Problem statement -> The records below should be copied in full, exactly as shown.

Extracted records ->
□ □ □ □ □
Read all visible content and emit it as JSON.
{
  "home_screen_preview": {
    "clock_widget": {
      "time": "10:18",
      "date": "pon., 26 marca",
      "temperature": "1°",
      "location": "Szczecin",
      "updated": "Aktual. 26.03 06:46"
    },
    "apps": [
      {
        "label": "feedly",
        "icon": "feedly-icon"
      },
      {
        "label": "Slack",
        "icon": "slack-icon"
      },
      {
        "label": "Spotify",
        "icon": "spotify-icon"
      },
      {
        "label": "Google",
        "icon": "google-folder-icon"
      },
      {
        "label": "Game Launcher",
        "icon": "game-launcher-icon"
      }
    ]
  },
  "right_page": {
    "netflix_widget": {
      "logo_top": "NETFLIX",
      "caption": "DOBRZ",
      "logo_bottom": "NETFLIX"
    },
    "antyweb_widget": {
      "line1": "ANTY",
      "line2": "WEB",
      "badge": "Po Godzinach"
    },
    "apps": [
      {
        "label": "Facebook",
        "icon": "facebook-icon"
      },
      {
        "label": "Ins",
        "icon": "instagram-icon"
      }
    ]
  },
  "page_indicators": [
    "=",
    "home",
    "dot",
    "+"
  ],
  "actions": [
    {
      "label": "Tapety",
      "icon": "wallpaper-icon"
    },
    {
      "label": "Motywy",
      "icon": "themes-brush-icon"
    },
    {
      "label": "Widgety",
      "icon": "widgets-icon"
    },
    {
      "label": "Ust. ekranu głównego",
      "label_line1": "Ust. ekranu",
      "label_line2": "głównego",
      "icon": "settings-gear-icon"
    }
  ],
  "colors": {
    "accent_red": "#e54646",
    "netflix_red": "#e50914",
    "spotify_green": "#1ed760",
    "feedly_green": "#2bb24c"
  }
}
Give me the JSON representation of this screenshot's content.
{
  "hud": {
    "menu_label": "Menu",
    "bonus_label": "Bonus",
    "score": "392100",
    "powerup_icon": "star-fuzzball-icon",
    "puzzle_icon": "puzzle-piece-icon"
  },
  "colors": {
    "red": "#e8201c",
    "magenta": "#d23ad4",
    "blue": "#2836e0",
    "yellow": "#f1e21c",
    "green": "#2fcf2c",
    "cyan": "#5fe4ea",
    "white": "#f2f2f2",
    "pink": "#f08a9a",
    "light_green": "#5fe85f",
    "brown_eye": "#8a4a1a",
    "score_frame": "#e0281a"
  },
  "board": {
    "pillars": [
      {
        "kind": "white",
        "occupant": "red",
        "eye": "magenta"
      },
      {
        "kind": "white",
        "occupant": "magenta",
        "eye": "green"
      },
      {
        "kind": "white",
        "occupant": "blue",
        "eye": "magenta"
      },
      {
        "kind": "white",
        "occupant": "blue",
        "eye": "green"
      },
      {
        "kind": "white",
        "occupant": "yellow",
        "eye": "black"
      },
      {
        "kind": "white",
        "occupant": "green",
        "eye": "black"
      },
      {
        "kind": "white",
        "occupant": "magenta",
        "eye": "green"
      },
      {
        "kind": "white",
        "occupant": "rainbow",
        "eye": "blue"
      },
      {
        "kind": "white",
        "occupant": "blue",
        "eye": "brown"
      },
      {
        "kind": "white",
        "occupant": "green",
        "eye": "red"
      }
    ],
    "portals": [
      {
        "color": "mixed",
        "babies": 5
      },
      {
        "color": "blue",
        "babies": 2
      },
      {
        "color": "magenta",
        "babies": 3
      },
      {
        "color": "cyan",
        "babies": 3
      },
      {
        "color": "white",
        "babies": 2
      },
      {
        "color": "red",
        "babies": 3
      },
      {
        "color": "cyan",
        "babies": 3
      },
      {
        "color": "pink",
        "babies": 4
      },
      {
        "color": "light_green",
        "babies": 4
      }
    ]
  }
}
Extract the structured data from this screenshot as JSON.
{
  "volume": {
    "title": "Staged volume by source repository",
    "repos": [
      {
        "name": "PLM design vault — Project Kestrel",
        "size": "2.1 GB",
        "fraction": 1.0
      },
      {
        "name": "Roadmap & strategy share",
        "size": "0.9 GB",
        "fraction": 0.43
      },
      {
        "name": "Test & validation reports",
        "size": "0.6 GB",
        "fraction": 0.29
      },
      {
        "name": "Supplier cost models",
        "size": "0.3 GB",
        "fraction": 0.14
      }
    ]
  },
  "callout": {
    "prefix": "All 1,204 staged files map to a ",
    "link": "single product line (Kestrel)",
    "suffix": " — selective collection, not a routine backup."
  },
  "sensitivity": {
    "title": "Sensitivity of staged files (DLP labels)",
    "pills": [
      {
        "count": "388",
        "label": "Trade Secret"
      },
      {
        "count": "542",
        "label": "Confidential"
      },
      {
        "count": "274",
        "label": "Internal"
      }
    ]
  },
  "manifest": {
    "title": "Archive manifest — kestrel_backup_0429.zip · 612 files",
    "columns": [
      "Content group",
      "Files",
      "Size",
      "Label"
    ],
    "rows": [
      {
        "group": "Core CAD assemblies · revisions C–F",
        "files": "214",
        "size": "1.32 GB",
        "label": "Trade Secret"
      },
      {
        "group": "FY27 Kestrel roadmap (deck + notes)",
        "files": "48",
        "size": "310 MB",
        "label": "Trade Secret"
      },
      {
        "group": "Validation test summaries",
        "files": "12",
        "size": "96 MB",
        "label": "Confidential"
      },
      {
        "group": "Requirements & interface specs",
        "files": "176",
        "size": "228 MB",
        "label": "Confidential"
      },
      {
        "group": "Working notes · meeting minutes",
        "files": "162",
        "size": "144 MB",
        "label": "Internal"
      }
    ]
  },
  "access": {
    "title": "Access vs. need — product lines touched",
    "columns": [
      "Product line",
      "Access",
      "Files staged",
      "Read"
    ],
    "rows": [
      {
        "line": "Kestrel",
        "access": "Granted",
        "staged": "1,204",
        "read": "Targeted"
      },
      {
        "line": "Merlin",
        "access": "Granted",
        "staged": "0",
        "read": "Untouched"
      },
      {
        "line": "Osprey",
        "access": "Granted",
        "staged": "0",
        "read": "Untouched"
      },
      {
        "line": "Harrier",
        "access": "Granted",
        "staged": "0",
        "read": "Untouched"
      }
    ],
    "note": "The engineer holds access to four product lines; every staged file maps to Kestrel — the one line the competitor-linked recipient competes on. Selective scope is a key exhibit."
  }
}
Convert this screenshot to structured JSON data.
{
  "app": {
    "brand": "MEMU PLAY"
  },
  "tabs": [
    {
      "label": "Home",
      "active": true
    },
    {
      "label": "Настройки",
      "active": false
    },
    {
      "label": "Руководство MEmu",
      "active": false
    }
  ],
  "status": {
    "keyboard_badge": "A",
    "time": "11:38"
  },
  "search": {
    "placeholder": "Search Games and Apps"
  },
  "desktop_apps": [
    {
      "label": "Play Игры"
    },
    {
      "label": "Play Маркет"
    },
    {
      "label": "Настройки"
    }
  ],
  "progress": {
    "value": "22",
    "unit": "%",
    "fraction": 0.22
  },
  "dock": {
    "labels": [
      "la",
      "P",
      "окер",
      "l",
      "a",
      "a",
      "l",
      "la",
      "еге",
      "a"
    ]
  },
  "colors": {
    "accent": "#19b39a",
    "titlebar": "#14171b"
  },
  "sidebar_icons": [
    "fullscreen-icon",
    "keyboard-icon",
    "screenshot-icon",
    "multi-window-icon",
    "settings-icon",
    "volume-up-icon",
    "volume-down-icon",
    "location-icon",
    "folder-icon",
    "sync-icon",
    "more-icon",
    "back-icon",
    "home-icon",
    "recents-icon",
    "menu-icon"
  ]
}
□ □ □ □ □
Answer space ->
Read all visible content and emit it as JSON.
{
  "home_screen_preview": {
    "clock_widget": {
      "time": "10:18",
      "date": "pon., 26 marca",
      "temperature": "1°",
      "location": "Szczecin",
      "updated": "Aktual. 26.03 06:46"
    },
    "apps": [
      {
        "label": "feedly",
        "icon": "feedly-icon"
      },
      {
        "label": "Slack",
        "icon": "slack-icon"
      },
      {
        "label": "Spotify",
        "icon": "spotify-icon"
      },
      {
        "label": "Google",
        "icon": "google-folder-icon"
      },
      {
        "label": "Game Launcher",
        "icon": "game-launcher-icon"
      }
    ]
  },
  "right_page": {
    "netflix_widget": {
      "logo_top": "NETFLIX",
      "caption": "DOBRZ",
      "logo_bottom": "NETFLIX"
    },
    "antyweb_widget": {
      "line1": "ANTY",
      "line2": "WEB",
      "badge": "Po Godzinach"
    },
    "apps": [
      {
        "label": "Facebook",
        "icon": "facebook-icon"
      },
      {
        "label": "Ins",
        "icon": "instagram-icon"
      }
    ]
  },
  "page_indicators": [
    "=",
    "home",
    "dot",
    "+"
  ],
  "actions": [
    {
      "label": "Tapety",
      "icon": "wallpaper-icon"
    },
    {
      "label": "Motywy",
      "icon": "themes-brush-icon"
    },
    {
      "label": "Widgety",
      "icon": "widgets-icon"
    },
    {
      "label": "Ust. ekranu głównego",
      "label_line1": "Ust. ekranu",
      "label_line2": "głównego",
      "icon": "settings-gear-icon"
    }
  ],
  "colors": {
    "accent_red": "#e54646",
    "netflix_red": "#e50914",
    "spotify_green": "#1ed760",
    "feedly_green": "#2bb24c"
  }
}
Give me the JSON representation of this screenshot's content.
{
  "hud": {
    "menu_label": "Menu",
    "bonus_label": "Bonus",
    "score": "392100",
    "powerup_icon": "star-fuzzball-icon",
    "puzzle_icon": "puzzle-piece-icon"
  },
  "colors": {
    "red": "#e8201c",
    "magenta": "#d23ad4",
    "blue": "#2836e0",
    "yellow": "#f1e21c",
    "green": "#2fcf2c",
    "cyan": "#5fe4ea",
    "white": "#f2f2f2",
    "pink": "#f08a9a",
    "light_green": "#5fe85f",
    "brown_eye": "#8a4a1a",
    "score_frame": "#e0281a"
  },
  "board": {
    "pillars": [
      {
        "kind": "white",
        "occupant": "red",
        "eye": "magenta"
      },
      {
        "kind": "white",
        "occupant": "magenta",
        "eye": "green"
      },
      {
        "kind": "white",
        "occupant": "blue",
        "eye": "magenta"
      },
      {
        "kind": "white",
        "occupant": "blue",
        "eye": "green"
      },
      {
        "kind": "white",
        "occupant": "yellow",
        "eye": "black"
      },
      {
        "kind": "white",
        "occupant": "green",
        "eye": "black"
      },
      {
        "kind": "white",
        "occupant": "magenta",
        "eye": "green"
      },
      {
        "kind": "white",
        "occupant": "rainbow",
        "eye": "blue"
      },
      {
        "kind": "white",
        "occupant": "blue",
        "eye": "brown"
      },
      {
        "kind": "white",
        "occupant": "green",
        "eye": "red"
      }
    ],
    "portals": [
      {
        "color": "mixed",
        "babies": 5
      },
      {
        "color": "blue",
        "babies": 2
      },
      {
        "color": "magenta",
        "babies": 3
      },
      {
        "color": "cyan",
        "babies": 3
      },
      {
        "color": "white",
        "babies": 2
      },
      {
        "color": "red",
        "babies": 3
      },
      {
        "color": "cyan",
        "babies": 3
      },
      {
        "color": "pink",
        "babies": 4
      },
      {
        "color": "light_green",
        "babies": 4
      }
    ]
  }
}
Extract the structured data from this screenshot as JSON.
{
  "volume": {
    "title": "Staged volume by source repository",
    "repos": [
      {
        "name": "PLM design vault — Project Kestrel",
        "size": "2.1 GB",
        "fraction": 1.0
      },
      {
        "name": "Roadmap & strategy share",
        "size": "0.9 GB",
        "fraction": 0.43
      },
      {
        "name": "Test & validation reports",
        "size": "0.6 GB",
        "fraction": 0.29
      },
      {
        "name": "Supplier cost models",
        "size": "0.3 GB",
        "fraction": 0.14
      }
    ]
  },
  "callout": {
    "prefix": "All 1,204 staged files map to a ",
    "link": "single product line (Kestrel)",
    "suffix": " — selective collection, not a routine backup."
  },
  "sensitivity": {
    "title": "Sensitivity of staged files (DLP labels)",
    "pills": [
      {
        "count": "388",
        "label": "Trade Secret"
      },
      {
        "count": "542",
        "label": "Confidential"
      },
      {
        "count": "274",
        "label": "Internal"
      }
    ]
  },
  "manifest": {
    "title": "Archive manifest — kestrel_backup_0429.zip · 612 files",
    "columns": [
      "Content group",
      "Files",
      "Size",
      "Label"
    ],
    "rows": [
      {
        "group": "Core CAD assemblies · revisions C–F",
        "files": "214",
        "size": "1.32 GB",
        "label": "Trade Secret"
      },
      {
        "group": "FY27 Kestrel roadmap (deck + notes)",
        "files": "48",
        "size": "310 MB",
        "label": "Trade Secret"
      },
      {
        "group": "Validation test summaries",
        "files": "12",
        "size": "96 MB",
        "label": "Confidential"
      },
      {
        "group": "Requirements & interface specs",
        "files": "176",
        "size": "228 MB",
        "label": "Confidential"
      },
      {
        "group": "Working notes · meeting minutes",
        "files": "162",
        "size": "144 MB",
        "label": "Internal"
      }
    ]
  },
  "access": {
    "title": "Access vs. need — product lines touched",
    "columns": [
      "Product line",
      "Access",
      "Files staged",
      "Read"
    ],
    "rows": [
      {
        "line": "Kestrel",
        "access": "Granted",
        "staged": "1,204",
        "read": "Targeted"
      },
      {
        "line": "Merlin",
        "access": "Granted",
        "staged": "0",
        "read": "Untouched"
      },
      {
        "line": "Osprey",
        "access": "Granted",
        "staged": "0",
        "read": "Untouched"
      },
      {
        "line": "Harrier",
        "access": "Granted",
        "staged": "0",
        "read": "Untouched"
      }
    ],
    "note": "The engineer holds access to four product lines; every staged file maps to Kestrel — the one line the competitor-linked recipient competes on. Selective scope is a key exhibit."
  }
}
Convert this screenshot to structured JSON data.
{
  "app": {
    "brand": "MEMU PLAY"
  },
  "tabs": [
    {
      "label": "Home",
      "active": true
    },
    {
      "label": "Настройки",
      "active": false
    },
    {
      "label": "Руководство MEmu",
      "active": false
    }
  ],
  "status": {
    "keyboard_badge": "A",
    "time": "11:38"
  },
  "search": {
    "placeholder": "Search Games and Apps"
  },
  "desktop_apps": [
    {
      "label": "Play Игры"
    },
    {
      "label": "Play Маркет"
    },
    {
      "label": "Настройки"
    }
  ],
  "progress": {
    "value": "22",
    "unit": "%",
    "fraction": 0.22
  },
  "dock": {
    "labels": [
      "la",
      "P",
      "окер",
      "l",
      "a",
      "a",
      "l",
      "la",
      "еге",
      "a"
    ]
  },
  "colors": {
    "accent": "#19b39a",
    "titlebar": "#14171b"
  },
  "sidebar_icons": [
    "fullscreen-icon",
    "keyboard-icon",
    "screenshot-icon",
    "multi-window-icon",
    "settings-icon",
    "volume-up-icon",
    "volume-down-icon",
    "location-icon",
    "folder-icon",
    "sync-icon",
    "more-icon",
    "back-icon",
    "home-icon",
    "recents-icon",
    "menu-icon"
  ]
}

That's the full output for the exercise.